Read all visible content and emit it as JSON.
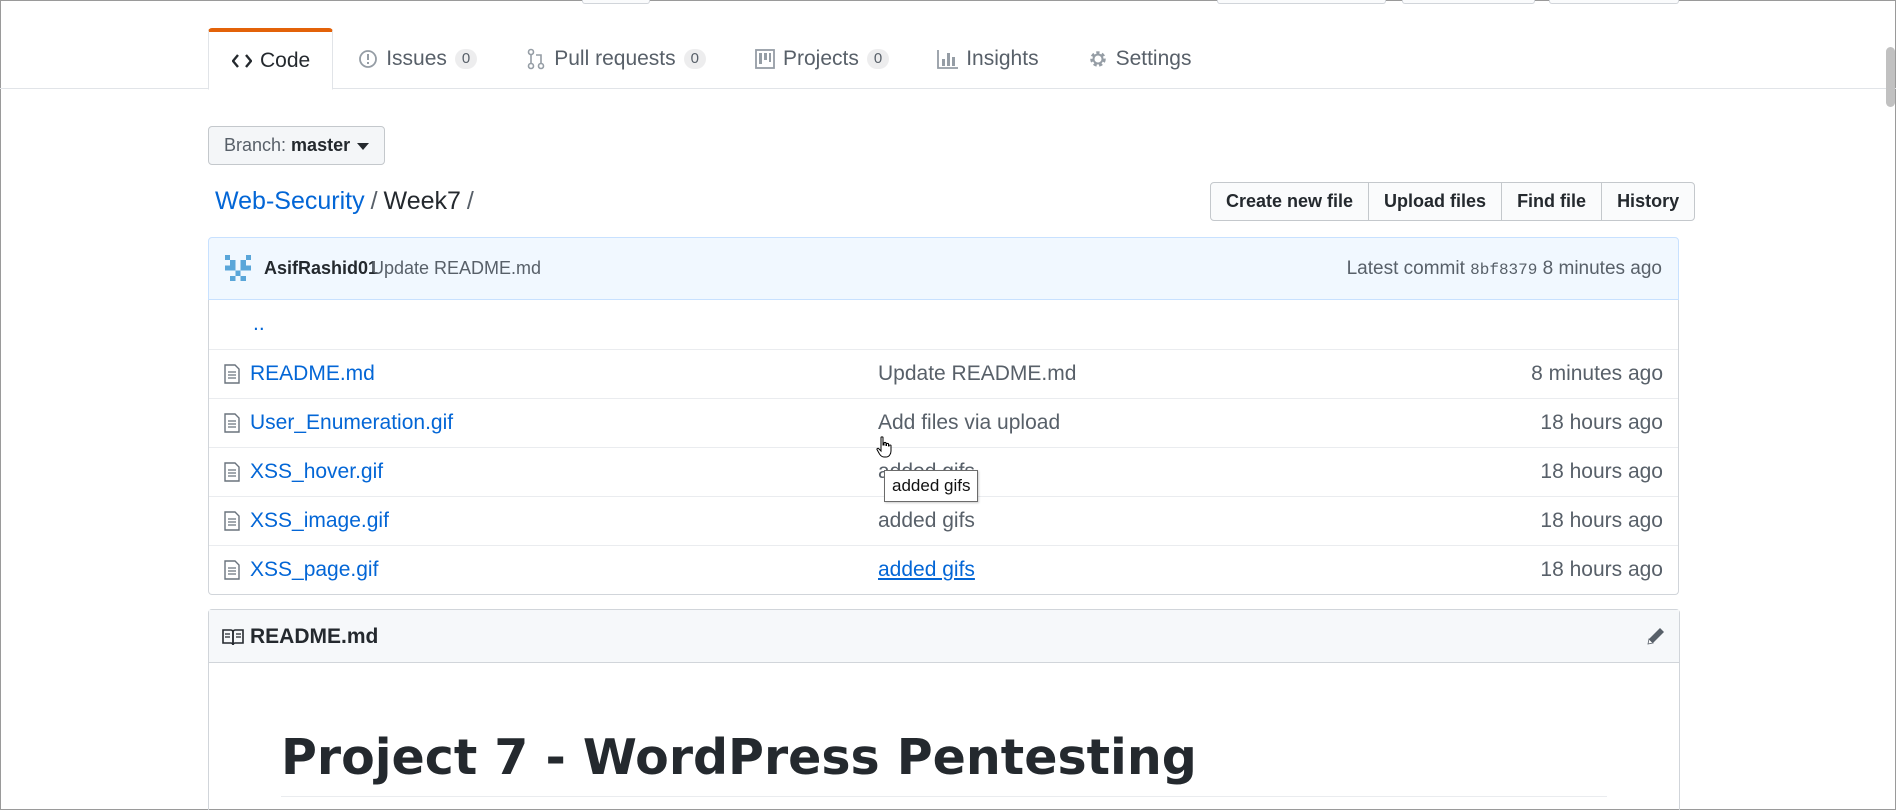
{
  "tabs": [
    {
      "label": "Code",
      "icon": "code-icon",
      "selected": true
    },
    {
      "label": "Issues",
      "icon": "issue-icon",
      "count": "0"
    },
    {
      "label": "Pull requests",
      "icon": "pull-request-icon",
      "count": "0"
    },
    {
      "label": "Projects",
      "icon": "project-icon",
      "count": "0"
    },
    {
      "label": "Insights",
      "icon": "graph-icon"
    },
    {
      "label": "Settings",
      "icon": "gear-icon"
    }
  ],
  "branch": {
    "prefix": "Branch:",
    "name": "master"
  },
  "breadcrumb": {
    "repo": "Web-Security",
    "folder": "Week7",
    "sep": "/"
  },
  "file_actions": [
    "Create new file",
    "Upload files",
    "Find file",
    "History"
  ],
  "commit": {
    "author": "AsifRashid01",
    "message": "Update README.md",
    "latest_label": "Latest commit",
    "sha": "8bf8379",
    "age": "8 minutes ago"
  },
  "parent_dir": "..",
  "files": [
    {
      "name": "README.md",
      "message": "Update README.md",
      "age": "8 minutes ago"
    },
    {
      "name": "User_Enumeration.gif",
      "message": "Add files via upload",
      "age": "18 hours ago"
    },
    {
      "name": "XSS_hover.gif",
      "message": "added gifs",
      "age": "18 hours ago"
    },
    {
      "name": "XSS_image.gif",
      "message": "added gifs",
      "age": "18 hours ago"
    },
    {
      "name": "XSS_page.gif",
      "message": "added gifs",
      "age": "18 hours ago"
    }
  ],
  "tooltip": "added gifs",
  "readme": {
    "filename": "README.md",
    "heading": "Project 7 - WordPress Pentesting"
  },
  "colors": {
    "link": "#0366d6",
    "tab_accent": "#e36209",
    "commit_bg": "#f1f8ff"
  }
}
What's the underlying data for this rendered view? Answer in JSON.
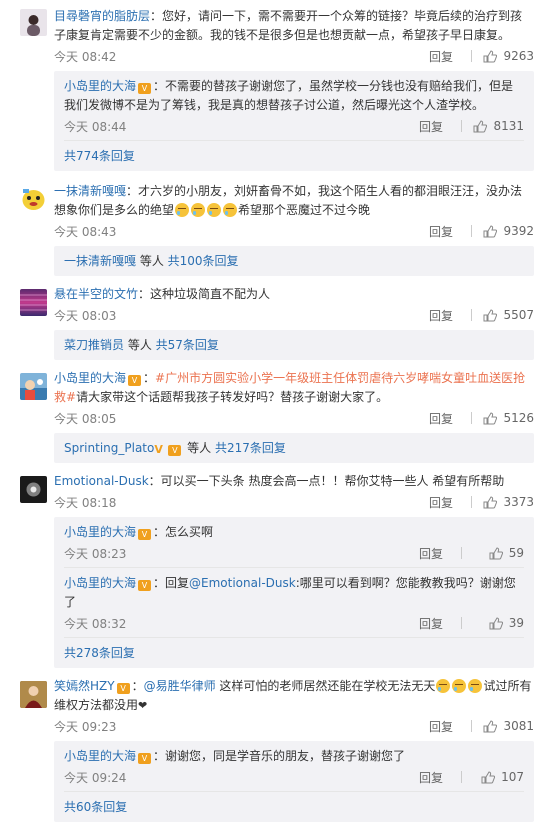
{
  "ui": {
    "reply_label": "回复"
  },
  "c1": {
    "user": "目尋磬宵的脂肪层",
    "text": "：您好，请问一下，需不需要开一个众筹的链接？毕竟后续的治疗到孩子康复肯定需要不少的金额。我的钱不是很多但是也想贡献一点，希望孩子早日康复。",
    "time": "今天 08:42",
    "likes": "9263",
    "replies": [
      {
        "user": "小岛里的大海",
        "text": "：不需要的替孩子谢谢您了，虽然学校一分钱也没有赔给我们，但是我们发微博不是为了筹钱，我是真的想替孩子讨公道，然后曝光这个人渣学校。",
        "time": "今天 08:44",
        "likes": "8131"
      }
    ],
    "more": "共774条回复"
  },
  "c2": {
    "user": "一抹清新嘎嘎",
    "text_a": "：才六岁的小朋友，刘妍畜骨不如，我这个陌生人看的都泪眼汪汪，没办法想象你们是多么的绝望",
    "text_b": "希望那个恶魔过不过今晚",
    "time": "今天 08:43",
    "likes": "9392",
    "more_user": "一抹清新嘎嘎",
    "more_mid": " 等人 ",
    "more_count": "共100条回复"
  },
  "c3": {
    "user": "悬在半空的文竹",
    "text": "：这种垃圾简直不配为人",
    "time": "今天 08:03",
    "likes": "5507",
    "more_user": "菜刀推销员",
    "more_mid": " 等人 ",
    "more_count": "共57条回复"
  },
  "c4": {
    "user": "小岛里的大海",
    "topic": "#广州市方圆实验小学一年级班主任体罚虐待六岁哮喘女童吐血送医抢救#",
    "text": "请大家带这个话题帮我孩子转发好吗？替孩子谢谢大家了。",
    "time": "今天 08:05",
    "likes": "5126",
    "more_user": "Sprinting_Plato",
    "more_mid": " 等人 ",
    "more_count": "共217条回复"
  },
  "c5": {
    "user": "Emotional-Dusk",
    "text": "：可以买一下头条  热度会高一点！！帮你艾特一些人 希望有所帮助",
    "time": "今天 08:18",
    "likes": "3373",
    "replies": [
      {
        "user": "小岛里的大海",
        "text": "：怎么买啊",
        "time": "今天 08:23",
        "likes": "59"
      },
      {
        "user": "小岛里的大海",
        "pre": "：回复",
        "mention": "@Emotional-Dusk",
        "text": ":哪里可以看到啊？您能教教我吗？谢谢您了",
        "time": "今天 08:32",
        "likes": "39"
      }
    ],
    "more": "共278条回复"
  },
  "c6": {
    "user": "笑嫣然HZY",
    "pre": "：",
    "mention": "@易胜华律师",
    "text_a": " 这样可怕的老师居然还能在学校无法无天",
    "text_b": "试过所有维权方法都没用",
    "time": "今天 09:23",
    "likes": "3081",
    "replies": [
      {
        "user": "小岛里的大海",
        "text": "：谢谢您，同是学音乐的朋友，替孩子谢谢您了",
        "time": "今天 09:24",
        "likes": "107"
      }
    ],
    "more": "共60条回复"
  },
  "colors": {
    "link": "#2b6fb1",
    "highlight": "#eb7350",
    "reply_bg": "#f2f2f5"
  }
}
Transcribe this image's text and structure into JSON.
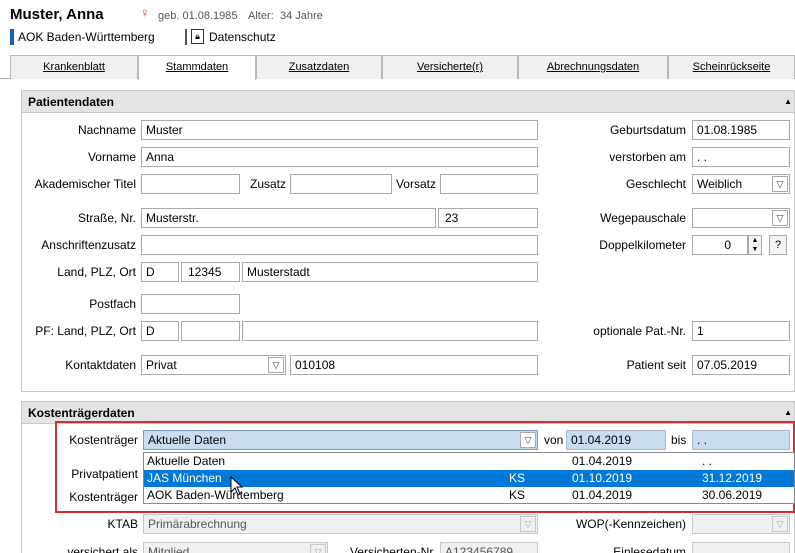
{
  "header": {
    "name": "Muster, Anna",
    "gender_icon": "female-symbol-icon",
    "birth": "geb. 01.08.1985",
    "age_label": "Alter:",
    "age": "34 Jahre",
    "kasse": "AOK Baden-Württemberg",
    "datenschutz": "Datenschutz"
  },
  "tabs": [
    {
      "label": "Krankenblatt"
    },
    {
      "label": "Stammdaten"
    },
    {
      "label": "Zusatzdaten"
    },
    {
      "label": "Versicherte(r)"
    },
    {
      "label": "Abrechnungsdaten"
    },
    {
      "label": "Scheinrückseite"
    }
  ],
  "patient": {
    "title": "Patientendaten",
    "nachname_label": "Nachname",
    "nachname": "Muster",
    "vorname_label": "Vorname",
    "vorname": "Anna",
    "titel_label": "Akademischer Titel",
    "titel": "",
    "zusatz_label": "Zusatz",
    "zusatz": "",
    "vorsatz_label": "Vorsatz",
    "vorsatz": "",
    "strasse_label": "Straße, Nr.",
    "strasse": "Musterstr.",
    "hausnr": "23",
    "anschrift_label": "Anschriftenzusatz",
    "anschrift": "",
    "land_label": "Land, PLZ, Ort",
    "land": "D",
    "plz": "12345",
    "ort": "Musterstadt",
    "postfach_label": "Postfach",
    "postfach": "",
    "pf_label": "PF: Land, PLZ, Ort",
    "pf_land": "D",
    "pf_plz": "",
    "pf_ort": "",
    "kontakt_label": "Kontaktdaten",
    "kontakt_typ": "Privat",
    "kontakt": "010108",
    "geburtsdatum_label": "Geburtsdatum",
    "geburtsdatum": "01.08.1985",
    "verstorben_label": "verstorben am",
    "verstorben": " . .",
    "geschlecht_label": "Geschlecht",
    "geschlecht": "Weiblich",
    "wege_label": "Wegepauschale",
    "wege": "",
    "doppel_label": "Doppelkilometer",
    "doppel": "0",
    "help": "?",
    "optpat_label": "optionale Pat.-Nr.",
    "optpat": "1",
    "seit_label": "Patient seit",
    "seit": "07.05.2019"
  },
  "kosten": {
    "title": "Kostenträgerdaten",
    "kt_label": "Kostenträger",
    "kt_selected": "Aktuelle Daten",
    "von_label": "von",
    "von": "01.04.2019",
    "bis_label": "bis",
    "bis": " . .",
    "privat_label": "Privatpatient",
    "kt2_label": "Kostenträger",
    "ktab_label": "KTAB",
    "ktab": "Primärabrechnung",
    "wop_label": "WOP(-Kennzeichen)",
    "versichert_label": "versichert als",
    "versichert": "Mitglied",
    "vnr_label": "Versicherten-Nr.",
    "vnr": "A123456789",
    "einlese_label": "Einlesedatum",
    "options": [
      {
        "name": "Aktuelle Daten",
        "code": "",
        "from": "01.04.2019",
        "to": " . ."
      },
      {
        "name": "JAS München",
        "code": "KS",
        "from": "01.10.2019",
        "to": "31.12.2019"
      },
      {
        "name": "AOK Baden-Württemberg",
        "code": "KS",
        "from": "01.04.2019",
        "to": "30.06.2019"
      }
    ]
  }
}
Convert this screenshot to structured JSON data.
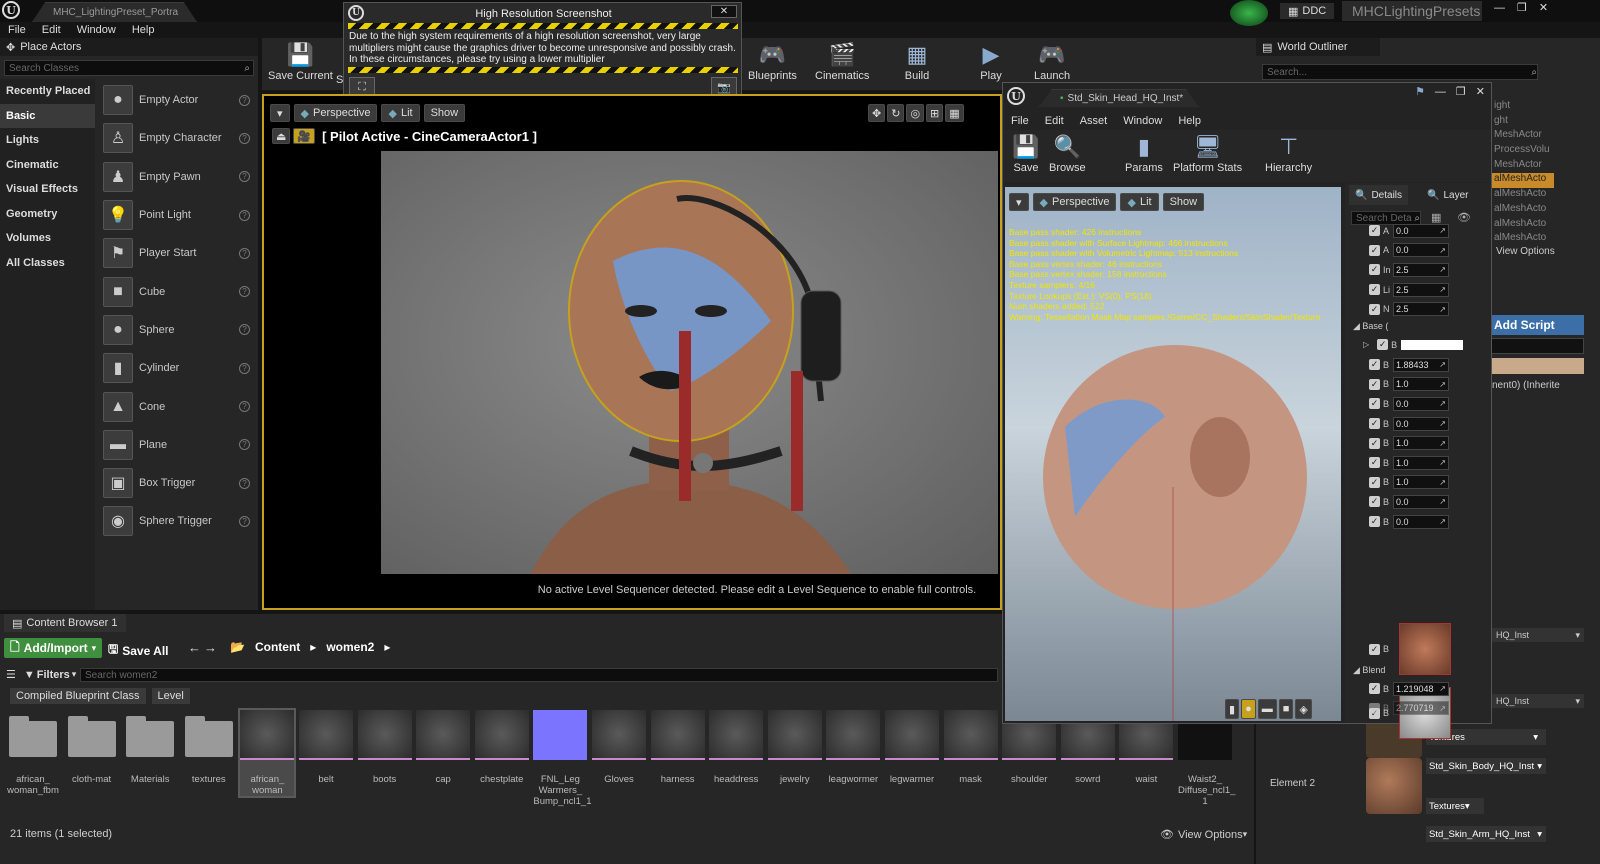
{
  "window": {
    "tab_title": "MHC_LightingPreset_Portra",
    "ddc_label": "DDC",
    "project_name": "MHCLightingPresets"
  },
  "menu": [
    "File",
    "Edit",
    "Window",
    "Help"
  ],
  "place_actors": {
    "title": "Place Actors",
    "search_placeholder": "Search Classes",
    "categories": [
      "Recently Placed",
      "Basic",
      "Lights",
      "Cinematic",
      "Visual Effects",
      "Geometry",
      "Volumes",
      "All Classes"
    ],
    "items": [
      {
        "label": "Empty Actor",
        "icon": "sphere-icon"
      },
      {
        "label": "Empty Character",
        "icon": "character-icon"
      },
      {
        "label": "Empty Pawn",
        "icon": "pawn-icon"
      },
      {
        "label": "Point Light",
        "icon": "lightbulb-icon"
      },
      {
        "label": "Player Start",
        "icon": "player-start-icon"
      },
      {
        "label": "Cube",
        "icon": "cube-icon"
      },
      {
        "label": "Sphere",
        "icon": "sphere-icon"
      },
      {
        "label": "Cylinder",
        "icon": "cylinder-icon"
      },
      {
        "label": "Cone",
        "icon": "cone-icon"
      },
      {
        "label": "Plane",
        "icon": "plane-icon"
      },
      {
        "label": "Box Trigger",
        "icon": "box-trigger-icon"
      },
      {
        "label": "Sphere Trigger",
        "icon": "sphere-trigger-icon"
      }
    ]
  },
  "toolbar": {
    "save_current": "Save Current",
    "save_current_cut": "S",
    "blueprints": "Blueprints",
    "cinematics": "Cinematics",
    "build": "Build",
    "play": "Play",
    "launch": "Launch"
  },
  "hires_dialog": {
    "title": "High Resolution Screenshot",
    "warning_line1": "Due to the high system requirements of a high resolution screenshot, very large",
    "warning_line2": "multipliers might cause the graphics driver to become unresponsive and possibly crash.",
    "warning_line3": "In these circumstances, please try using a lower multiplier"
  },
  "viewport": {
    "perspective": "Perspective",
    "lit": "Lit",
    "show": "Show",
    "pilot_label": "[ Pilot Active - CineCameraActor1 ]",
    "sequencer_notice": "No active Level Sequencer detected. Please edit a Level Sequence to enable full controls."
  },
  "content_browser": {
    "tab": "Content Browser 1",
    "add_import": "Add/Import",
    "save_all": "Save All",
    "path": [
      "Content",
      "women2"
    ],
    "filters": "Filters",
    "search_placeholder": "Search women2",
    "filter_chips": [
      "Compiled Blueprint Class",
      "Level"
    ],
    "items_status": "21 items (1 selected)",
    "view_options": "View Options",
    "assets": [
      {
        "label": "african_ woman_fbm",
        "kind": "folder"
      },
      {
        "label": "cloth-mat",
        "kind": "folder"
      },
      {
        "label": "Materials",
        "kind": "folder"
      },
      {
        "label": "textures",
        "kind": "folder"
      },
      {
        "label": "african_ woman",
        "kind": "mesh",
        "selected": true
      },
      {
        "label": "belt",
        "kind": "mesh"
      },
      {
        "label": "boots",
        "kind": "mesh"
      },
      {
        "label": "cap",
        "kind": "mesh"
      },
      {
        "label": "chestplate",
        "kind": "mesh"
      },
      {
        "label": "FNL_Leg Warmers_ Bump_ncl1_1",
        "kind": "texture"
      },
      {
        "label": "Gloves",
        "kind": "mesh"
      },
      {
        "label": "harness",
        "kind": "mesh"
      },
      {
        "label": "headdress",
        "kind": "mesh"
      },
      {
        "label": "jewelry",
        "kind": "mesh"
      },
      {
        "label": "leagwormer",
        "kind": "mesh"
      },
      {
        "label": "legwarmer",
        "kind": "mesh"
      },
      {
        "label": "mask",
        "kind": "mesh"
      },
      {
        "label": "shoulder",
        "kind": "mesh"
      },
      {
        "label": "sowrd",
        "kind": "mesh"
      },
      {
        "label": "waist",
        "kind": "mesh"
      },
      {
        "label": "Waist2_ Diffuse_ncl1_ 1",
        "kind": "texture"
      }
    ]
  },
  "world_outliner": {
    "title": "World Outliner",
    "search_placeholder": "Search...",
    "items": [
      "ight",
      "ght",
      "MeshActor",
      "ProcessVolu",
      "MeshActor",
      "alMeshActo",
      "alMeshActo",
      "alMeshActo",
      "alMeshActo",
      "alMeshActo"
    ],
    "view_options": "View Options"
  },
  "details_right": {
    "add_script": "Add Script",
    "inherited": "nent0) (Inherite",
    "element_label": "Element 2",
    "materials": [
      "HQ_Inst",
      "HQ_Inst",
      "Std_Skin_Body_HQ_Inst",
      "Std_Skin_Arm_HQ_Inst"
    ],
    "textures_label": "Textures"
  },
  "material_editor": {
    "tab_title": "Std_Skin_Head_HQ_Inst*",
    "menu": [
      "File",
      "Edit",
      "Asset",
      "Window",
      "Help"
    ],
    "toolbar": [
      "Save",
      "Browse",
      "Params",
      "Platform Stats",
      "Hierarchy"
    ],
    "viewport": {
      "perspective": "Perspective",
      "lit": "Lit",
      "show": "Show"
    },
    "stats": [
      "Base pass shader: 426 instructions",
      "Base pass shader with Surface Lightmap: 466 instructions",
      "Base pass shader with Volumetric Lightmap: 513 instructions",
      "Base pass vertex shader: 46 instructions",
      "Base pass vertex shader: 158 instructions",
      "Texture samplers: 4/16",
      "Texture Lookups (Est.): VS(0), PS(18)",
      "Num shaders added: 522",
      "Warning: Tessellation Mask Map samples /Game/CC_Shaders/SkinShader/Texture"
    ],
    "details_tab": "Details",
    "layer_tab": "Layer",
    "search_placeholder": "Search Deta",
    "rows_top": [
      {
        "label": "A",
        "value": "0.0"
      },
      {
        "label": "A",
        "value": "0.0"
      },
      {
        "label": "In",
        "value": "2.5"
      },
      {
        "label": "Li",
        "value": "2.5"
      },
      {
        "label": "N",
        "value": "2.5"
      }
    ],
    "base_section": "Base (",
    "rows_base": [
      {
        "label": "B",
        "value": "1.88433"
      },
      {
        "label": "B",
        "value": "1.0"
      },
      {
        "label": "B",
        "value": "0.0"
      },
      {
        "label": "B",
        "value": "0.0"
      },
      {
        "label": "B",
        "value": "1.0"
      },
      {
        "label": "B",
        "value": "1.0"
      },
      {
        "label": "B",
        "value": "1.0"
      },
      {
        "label": "B",
        "value": "0.0"
      },
      {
        "label": "B",
        "value": "0.0"
      }
    ],
    "tex_labels": [
      "B",
      "B"
    ],
    "blend_section": "Blend",
    "rows_blend": [
      {
        "label": "B",
        "value": "1.219048"
      },
      {
        "label": "B",
        "value": "2.770719"
      }
    ]
  }
}
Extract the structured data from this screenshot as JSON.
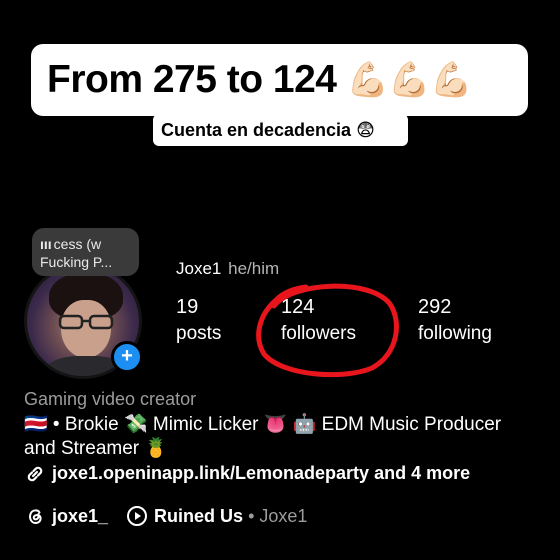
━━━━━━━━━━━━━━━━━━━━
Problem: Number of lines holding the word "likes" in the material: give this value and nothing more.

Response below: 10